▶ _Work instructions_: Word for word, restate the entries below, but exclude the images.

▶ _Material provided_:
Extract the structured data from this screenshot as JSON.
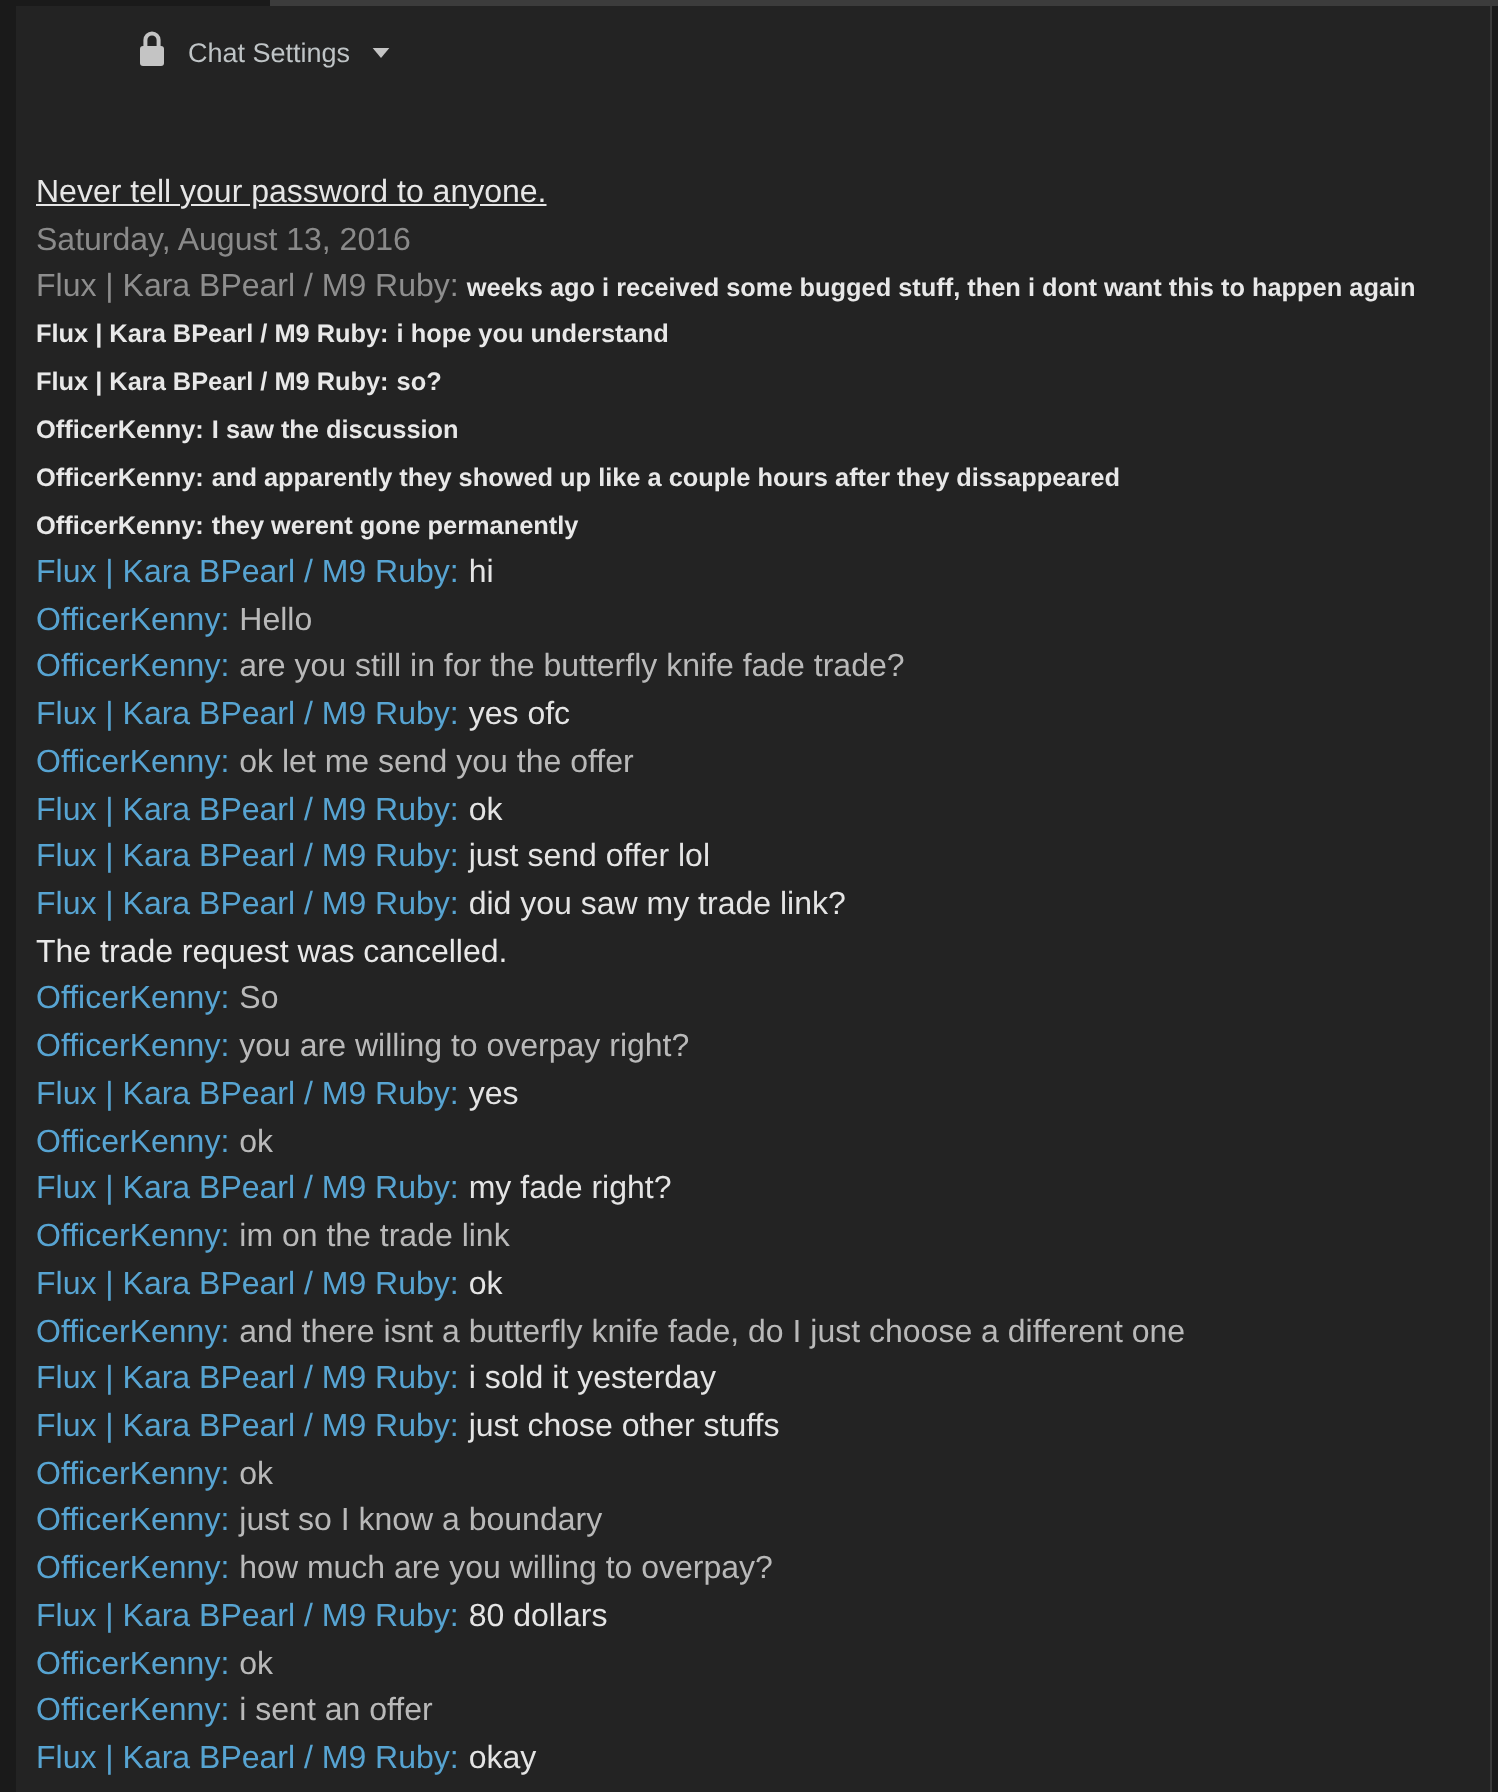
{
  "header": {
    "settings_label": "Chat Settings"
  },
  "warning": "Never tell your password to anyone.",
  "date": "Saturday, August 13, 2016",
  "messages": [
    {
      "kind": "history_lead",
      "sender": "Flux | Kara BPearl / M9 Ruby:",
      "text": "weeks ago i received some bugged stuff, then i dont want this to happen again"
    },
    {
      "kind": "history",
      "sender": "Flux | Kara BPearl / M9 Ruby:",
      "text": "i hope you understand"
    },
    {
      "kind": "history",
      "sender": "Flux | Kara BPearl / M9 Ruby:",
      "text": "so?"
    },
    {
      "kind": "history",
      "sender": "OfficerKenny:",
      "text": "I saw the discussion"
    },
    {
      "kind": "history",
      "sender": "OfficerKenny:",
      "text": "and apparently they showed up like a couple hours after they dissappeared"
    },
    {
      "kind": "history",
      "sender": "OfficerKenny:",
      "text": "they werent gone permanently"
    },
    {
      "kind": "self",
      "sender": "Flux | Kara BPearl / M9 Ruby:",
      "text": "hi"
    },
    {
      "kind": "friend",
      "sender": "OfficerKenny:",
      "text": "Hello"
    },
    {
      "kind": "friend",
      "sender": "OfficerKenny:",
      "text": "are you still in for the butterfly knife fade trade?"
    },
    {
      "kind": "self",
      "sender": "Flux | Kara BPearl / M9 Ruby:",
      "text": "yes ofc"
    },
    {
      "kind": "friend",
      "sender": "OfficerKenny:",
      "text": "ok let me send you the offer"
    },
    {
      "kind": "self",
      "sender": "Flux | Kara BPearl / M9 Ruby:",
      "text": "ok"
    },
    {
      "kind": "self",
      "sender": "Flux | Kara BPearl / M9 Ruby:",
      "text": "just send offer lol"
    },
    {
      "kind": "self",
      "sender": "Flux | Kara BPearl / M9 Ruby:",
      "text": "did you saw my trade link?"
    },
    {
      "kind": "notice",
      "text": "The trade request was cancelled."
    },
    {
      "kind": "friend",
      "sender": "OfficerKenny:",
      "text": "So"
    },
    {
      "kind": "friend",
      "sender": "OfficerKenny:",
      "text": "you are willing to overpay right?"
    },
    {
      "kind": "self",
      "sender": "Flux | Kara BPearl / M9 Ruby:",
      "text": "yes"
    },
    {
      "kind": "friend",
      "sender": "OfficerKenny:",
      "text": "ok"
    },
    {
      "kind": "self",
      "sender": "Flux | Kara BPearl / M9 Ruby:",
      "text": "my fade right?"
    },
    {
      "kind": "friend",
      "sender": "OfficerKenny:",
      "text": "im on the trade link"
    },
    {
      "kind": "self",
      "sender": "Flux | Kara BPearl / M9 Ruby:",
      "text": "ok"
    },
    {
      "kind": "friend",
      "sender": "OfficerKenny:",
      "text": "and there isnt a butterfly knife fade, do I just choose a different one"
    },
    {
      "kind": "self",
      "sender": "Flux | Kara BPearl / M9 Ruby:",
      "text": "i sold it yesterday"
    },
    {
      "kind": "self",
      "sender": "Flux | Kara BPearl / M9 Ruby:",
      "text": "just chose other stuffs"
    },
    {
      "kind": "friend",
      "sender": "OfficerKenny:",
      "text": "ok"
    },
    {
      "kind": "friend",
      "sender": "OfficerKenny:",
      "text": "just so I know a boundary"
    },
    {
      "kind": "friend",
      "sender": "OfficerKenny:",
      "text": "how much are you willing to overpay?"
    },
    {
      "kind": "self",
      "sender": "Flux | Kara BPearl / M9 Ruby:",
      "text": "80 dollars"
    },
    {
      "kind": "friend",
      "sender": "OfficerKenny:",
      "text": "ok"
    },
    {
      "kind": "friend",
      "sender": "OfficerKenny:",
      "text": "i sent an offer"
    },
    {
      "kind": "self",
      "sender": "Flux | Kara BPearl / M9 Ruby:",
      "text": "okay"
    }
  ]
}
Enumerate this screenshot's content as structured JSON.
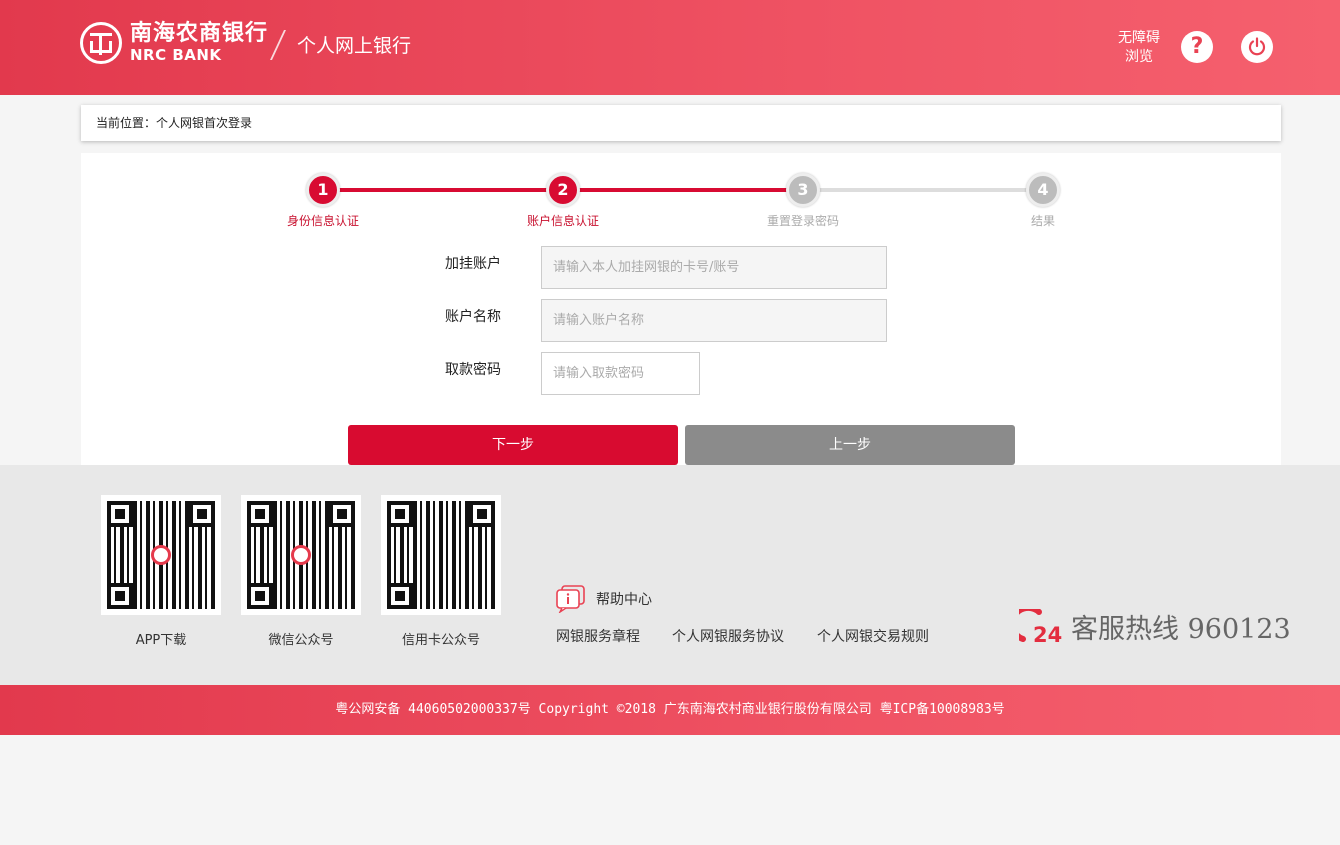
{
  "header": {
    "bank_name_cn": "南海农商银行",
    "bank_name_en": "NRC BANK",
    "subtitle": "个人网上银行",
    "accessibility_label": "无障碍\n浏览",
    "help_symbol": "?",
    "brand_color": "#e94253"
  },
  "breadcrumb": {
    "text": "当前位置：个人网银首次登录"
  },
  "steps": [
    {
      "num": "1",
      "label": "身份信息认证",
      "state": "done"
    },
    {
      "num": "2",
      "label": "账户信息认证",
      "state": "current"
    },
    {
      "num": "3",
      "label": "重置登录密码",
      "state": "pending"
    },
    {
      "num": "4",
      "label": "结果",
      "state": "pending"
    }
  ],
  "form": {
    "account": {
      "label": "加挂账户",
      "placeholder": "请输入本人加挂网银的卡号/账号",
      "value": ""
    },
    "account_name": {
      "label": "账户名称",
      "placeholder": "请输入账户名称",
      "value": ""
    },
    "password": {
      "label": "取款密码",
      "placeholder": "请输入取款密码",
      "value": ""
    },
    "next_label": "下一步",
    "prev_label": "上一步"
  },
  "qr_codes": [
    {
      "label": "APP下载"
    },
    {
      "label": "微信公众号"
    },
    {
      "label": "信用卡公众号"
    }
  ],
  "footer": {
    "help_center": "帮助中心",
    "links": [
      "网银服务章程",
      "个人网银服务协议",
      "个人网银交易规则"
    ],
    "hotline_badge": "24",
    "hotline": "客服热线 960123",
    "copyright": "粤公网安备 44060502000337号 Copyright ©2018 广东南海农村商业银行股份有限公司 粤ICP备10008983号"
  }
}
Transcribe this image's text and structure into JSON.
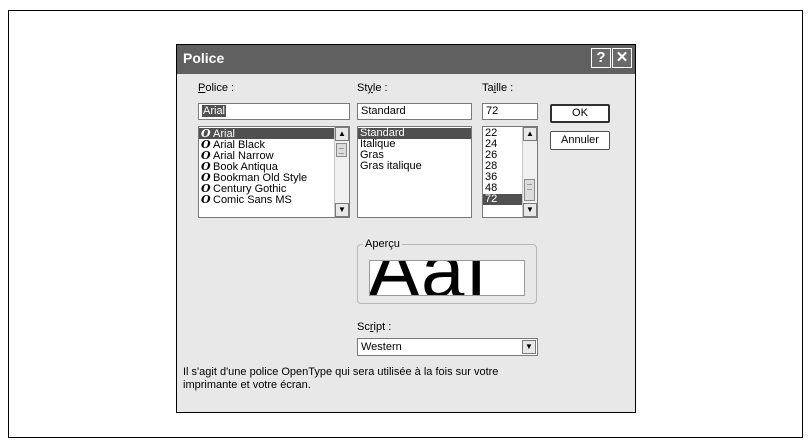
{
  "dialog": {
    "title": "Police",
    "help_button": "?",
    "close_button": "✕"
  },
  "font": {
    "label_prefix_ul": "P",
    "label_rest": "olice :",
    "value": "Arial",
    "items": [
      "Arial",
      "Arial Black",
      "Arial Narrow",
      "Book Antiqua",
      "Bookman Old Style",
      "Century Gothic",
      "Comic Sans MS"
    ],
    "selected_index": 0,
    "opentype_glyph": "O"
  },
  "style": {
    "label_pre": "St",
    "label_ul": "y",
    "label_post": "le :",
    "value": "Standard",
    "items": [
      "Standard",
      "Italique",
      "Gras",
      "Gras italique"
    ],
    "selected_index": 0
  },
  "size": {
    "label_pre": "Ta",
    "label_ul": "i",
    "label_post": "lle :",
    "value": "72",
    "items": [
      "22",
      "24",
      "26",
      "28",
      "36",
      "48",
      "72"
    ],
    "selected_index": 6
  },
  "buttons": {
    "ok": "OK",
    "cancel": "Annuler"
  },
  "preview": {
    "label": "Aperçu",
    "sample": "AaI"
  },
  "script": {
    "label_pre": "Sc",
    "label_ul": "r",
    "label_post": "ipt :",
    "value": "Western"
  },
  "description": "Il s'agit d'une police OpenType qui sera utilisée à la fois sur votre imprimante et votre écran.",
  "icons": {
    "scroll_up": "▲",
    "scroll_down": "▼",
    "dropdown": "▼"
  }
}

▶ _Task result_:
Extract the structured data from this screenshot as JSON.
{
  "header": {
    "settings_label": "Chat Settings"
  },
  "warning": "Never tell your password to anyone.",
  "date": "Saturday, August 13, 2016",
  "messages": [
    {
      "kind": "history_lead",
      "sender": "Flux | Kara BPearl / M9 Ruby:",
      "text": "weeks ago i received some bugged stuff, then i dont want this to happen again"
    },
    {
      "kind": "history",
      "sender": "Flux | Kara BPearl / M9 Ruby:",
      "text": "i hope you understand"
    },
    {
      "kind": "history",
      "sender": "Flux | Kara BPearl / M9 Ruby:",
      "text": "so?"
    },
    {
      "kind": "history",
      "sender": "OfficerKenny:",
      "text": "I saw the discussion"
    },
    {
      "kind": "history",
      "sender": "OfficerKenny:",
      "text": "and apparently they showed up like a couple hours after they dissappeared"
    },
    {
      "kind": "history",
      "sender": "OfficerKenny:",
      "text": "they werent gone permanently"
    },
    {
      "kind": "self",
      "sender": "Flux | Kara BPearl / M9 Ruby:",
      "text": "hi"
    },
    {
      "kind": "friend",
      "sender": "OfficerKenny:",
      "text": "Hello"
    },
    {
      "kind": "friend",
      "sender": "OfficerKenny:",
      "text": "are you still in for the butterfly knife fade trade?"
    },
    {
      "kind": "self",
      "sender": "Flux | Kara BPearl / M9 Ruby:",
      "text": "yes ofc"
    },
    {
      "kind": "friend",
      "sender": "OfficerKenny:",
      "text": "ok let me send you the offer"
    },
    {
      "kind": "self",
      "sender": "Flux | Kara BPearl / M9 Ruby:",
      "text": "ok"
    },
    {
      "kind": "self",
      "sender": "Flux | Kara BPearl / M9 Ruby:",
      "text": "just send offer lol"
    },
    {
      "kind": "self",
      "sender": "Flux | Kara BPearl / M9 Ruby:",
      "text": "did you saw my trade link?"
    },
    {
      "kind": "notice",
      "text": "The trade request was cancelled."
    },
    {
      "kind": "friend",
      "sender": "OfficerKenny:",
      "text": "So"
    },
    {
      "kind": "friend",
      "sender": "OfficerKenny:",
      "text": "you are willing to overpay right?"
    },
    {
      "kind": "self",
      "sender": "Flux | Kara BPearl / M9 Ruby:",
      "text": "yes"
    },
    {
      "kind": "friend",
      "sender": "OfficerKenny:",
      "text": "ok"
    },
    {
      "kind": "self",
      "sender": "Flux | Kara BPearl / M9 Ruby:",
      "text": "my fade right?"
    },
    {
      "kind": "friend",
      "sender": "OfficerKenny:",
      "text": "im on the trade link"
    },
    {
      "kind": "self",
      "sender": "Flux | Kara BPearl / M9 Ruby:",
      "text": "ok"
    },
    {
      "kind": "friend",
      "sender": "OfficerKenny:",
      "text": "and there isnt a butterfly knife fade, do I just choose a different one"
    },
    {
      "kind": "self",
      "sender": "Flux | Kara BPearl / M9 Ruby:",
      "text": "i sold it yesterday"
    },
    {
      "kind": "self",
      "sender": "Flux | Kara BPearl / M9 Ruby:",
      "text": "just chose other stuffs"
    },
    {
      "kind": "friend",
      "sender": "OfficerKenny:",
      "text": "ok"
    },
    {
      "kind": "friend",
      "sender": "OfficerKenny:",
      "text": "just so I know a boundary"
    },
    {
      "kind": "friend",
      "sender": "OfficerKenny:",
      "text": "how much are you willing to overpay?"
    },
    {
      "kind": "self",
      "sender": "Flux | Kara BPearl / M9 Ruby:",
      "text": "80 dollars"
    },
    {
      "kind": "friend",
      "sender": "OfficerKenny:",
      "text": "ok"
    },
    {
      "kind": "friend",
      "sender": "OfficerKenny:",
      "text": "i sent an offer"
    },
    {
      "kind": "self",
      "sender": "Flux | Kara BPearl / M9 Ruby:",
      "text": "okay"
    }
  ]
}
Enumerate this screenshot's content as structured JSON.
{
  "header": {
    "bank_name_cn": "南海农商银行",
    "bank_name_en": "NRC BANK",
    "subtitle": "个人网上银行",
    "accessibility_label": "无障碍\n浏览",
    "help_symbol": "?",
    "brand_color": "#e94253"
  },
  "breadcrumb": {
    "text": "当前位置：个人网银首次登录"
  },
  "steps": [
    {
      "num": "1",
      "label": "身份信息认证",
      "state": "done"
    },
    {
      "num": "2",
      "label": "账户信息认证",
      "state": "current"
    },
    {
      "num": "3",
      "label": "重置登录密码",
      "state": "pending"
    },
    {
      "num": "4",
      "label": "结果",
      "state": "pending"
    }
  ],
  "form": {
    "account": {
      "label": "加挂账户",
      "placeholder": "请输入本人加挂网银的卡号/账号",
      "value": ""
    },
    "account_name": {
      "label": "账户名称",
      "placeholder": "请输入账户名称",
      "value": ""
    },
    "password": {
      "label": "取款密码",
      "placeholder": "请输入取款密码",
      "value": ""
    },
    "next_label": "下一步",
    "prev_label": "上一步"
  },
  "qr_codes": [
    {
      "label": "APP下载"
    },
    {
      "label": "微信公众号"
    },
    {
      "label": "信用卡公众号"
    }
  ],
  "footer": {
    "help_center": "帮助中心",
    "links": [
      "网银服务章程",
      "个人网银服务协议",
      "个人网银交易规则"
    ],
    "hotline_badge": "24",
    "hotline": "客服热线 960123",
    "copyright": "粤公网安备 44060502000337号 Copyright ©2018 广东南海农村商业银行股份有限公司 粤ICP备10008983号"
  }
}
Transcribe this image's text and structure into JSON.
{
  "dialog": {
    "title": "Police",
    "help_button": "?",
    "close_button": "✕"
  },
  "font": {
    "label_prefix_ul": "P",
    "label_rest": "olice :",
    "value": "Arial",
    "items": [
      "Arial",
      "Arial Black",
      "Arial Narrow",
      "Book Antiqua",
      "Bookman Old Style",
      "Century Gothic",
      "Comic Sans MS"
    ],
    "selected_index": 0,
    "opentype_glyph": "O"
  },
  "style": {
    "label_pre": "St",
    "label_ul": "y",
    "label_post": "le :",
    "value": "Standard",
    "items": [
      "Standard",
      "Italique",
      "Gras",
      "Gras italique"
    ],
    "selected_index": 0
  },
  "size": {
    "label_pre": "Ta",
    "label_ul": "i",
    "label_post": "lle :",
    "value": "72",
    "items": [
      "22",
      "24",
      "26",
      "28",
      "36",
      "48",
      "72"
    ],
    "selected_index": 6
  },
  "buttons": {
    "ok": "OK",
    "cancel": "Annuler"
  },
  "preview": {
    "label": "Aperçu",
    "sample": "AaI"
  },
  "script": {
    "label_pre": "Sc",
    "label_ul": "r",
    "label_post": "ipt :",
    "value": "Western"
  },
  "description": "Il s'agit d'une police OpenType qui sera utilisée à la fois sur votre imprimante et votre écran.",
  "icons": {
    "scroll_up": "▲",
    "scroll_down": "▼",
    "dropdown": "▼"
  }
}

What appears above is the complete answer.